  2. 2. AGRICULTURE MARKETING • Karnataka government has passed the State Agricultural Produce Marketing (Regulation and Development) (Second Amendment) Bill, 2013. This bill aims for warehouse-based sales and a unified license to traders. Here, a direct purchase centre would buy notified agricultural produce directly from an agriculturist. In addition the bill seeks to set up a registering authority for addressing disputes arising out of contract farming. Other benefits of the Bill include limited/ no role for middlemen in APMCs, where traders instead can sell produce in any state market.
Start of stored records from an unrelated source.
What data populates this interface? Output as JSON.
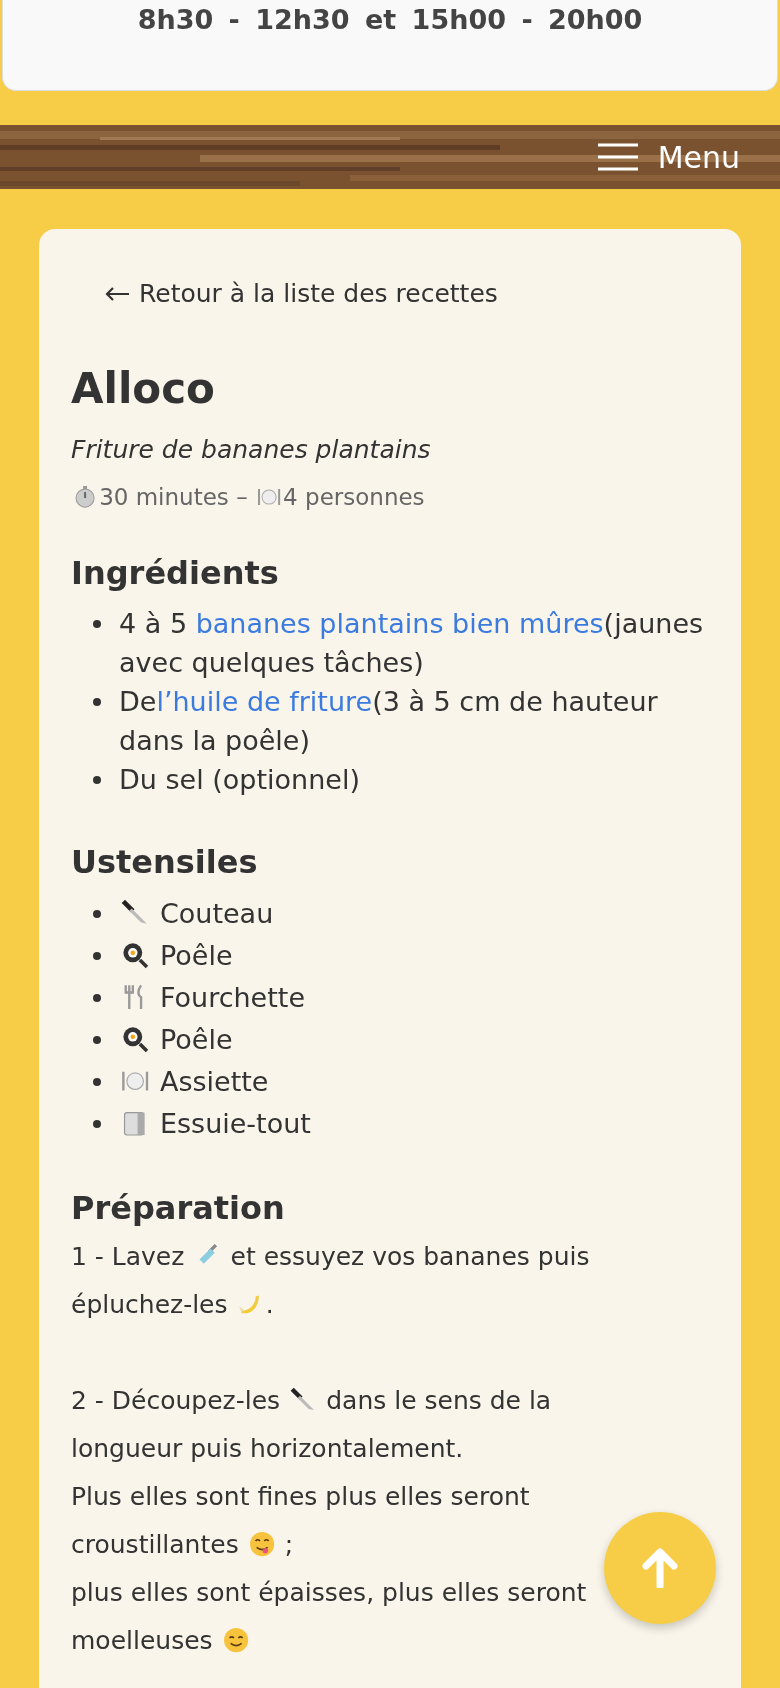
{
  "hours": "8h30 - 12h30 et 15h00 - 20h00",
  "nav": {
    "menu_label": "Menu"
  },
  "back_link": "Retour à la liste des recettes",
  "recipe": {
    "title": "Alloco",
    "subtitle": "Friture de bananes plantains",
    "duration": "30 minutes – ",
    "servings": "4 personnes"
  },
  "ingredients": {
    "heading": "Ingrédients",
    "items": [
      {
        "before": "4 à 5 ",
        "link": "bananes plantains bien mûres",
        "after": "(jaunes avec quelques tâches)"
      },
      {
        "before": "De",
        "link": "l’huile de friture",
        "after": "(3 à 5 cm de hauteur dans la poêle)"
      },
      {
        "before": "Du sel (optionnel)"
      }
    ]
  },
  "utensils": {
    "heading": "Ustensiles",
    "items": [
      "Couteau",
      "Poêle",
      "Fourchette",
      "Poêle",
      "Assiette",
      "Essuie-tout"
    ]
  },
  "preparation": {
    "heading": "Préparation",
    "paragraphs": [
      [
        [
          "1 - Lavez ",
          " et essuyez vos bananes puis épluchez-les ",
          "."
        ]
      ],
      [
        [
          "2 - Découpez-les ",
          " dans le sens de la longueur puis horizontalement."
        ],
        [
          "Plus elles sont fines plus elles seront croustillantes ",
          " ;"
        ],
        [
          "plus elles sont épaisses, plus elles seront moelleuses "
        ]
      ]
    ]
  }
}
TRADE EXPORTS • Center has allowed Cotton Corporation of India (CCI) to export cotton for the season October-September 2012-13. Typically, CCI’s role is limited to buying cotton from market when prices fall below the MSP and thus stabilize the market. The center’s decision is likely to help farmers get better prices. The corporation would also get cash in-flow to help procure new cotton in October, when the new season begins. IMPORT • US Department of Commerce (DoC) has cut the countervailing duty (CVD) on shrimps imported from India to 5.85 per cent (earlier it was 5.91 per cent). The duty on India, China, Vietnam, Indonesia, Thailand, Malaysia and Ecuador was levied post a complaint by the Coalition of Shrimp Industries. The coalition represented American shrimp farmers and processors, and their complaint said that these seven countries offered huge subsidies to their respective shrimp industries, which collectively was hurting the competitive US shrimp industry. • China has launched an anti-dumping investigation into imports of Indian tert- butylhydroquinone (TBHQ), an organic compound used widely in food industry. The investigation is expected to take at least a year, and may be extended to February, 2015. • India has asked Russia to lift the temporary suspension on rice imports on the sidelines of the ASEAN ministerial meeting in Brunei. The temporary ban was imposed following detection of Khapra Beetle in rice consignments from India. The issues once resolved will increase market access for Indian agriculture products. DAIRY • The Union government has launched an insurance scheme for milch cows to protect the farmer and his family from economic crisis in case of accidental death of milch cows. Beneficiaries would get an insurance cover for two cows/buffaloes for one, two or three years. Fifty per cent of the premium, based on the value of the dairy animal, would be paid by the government. The balance (50 per cent) would have to be borne by the beneficiaries. This document is being shared for information purposes only and is therefore not intended to substitute for formal professional advice. All information in this document has been compiled and/or arrived at from online sources in the public domain. Published by: CII-Jubilant Bhartia Food and Agriculture Centre of Excellence (FACE) C/o Confederation of Indian Industry (CII) India Habitat Centre, Core 4A, Ground Floor, New Delhi - 110003, (INDIA) Tel: +91-11-43007490, Website: For more information or suggestions, please contact: Meetu Kapur Executive Director – FACE Email: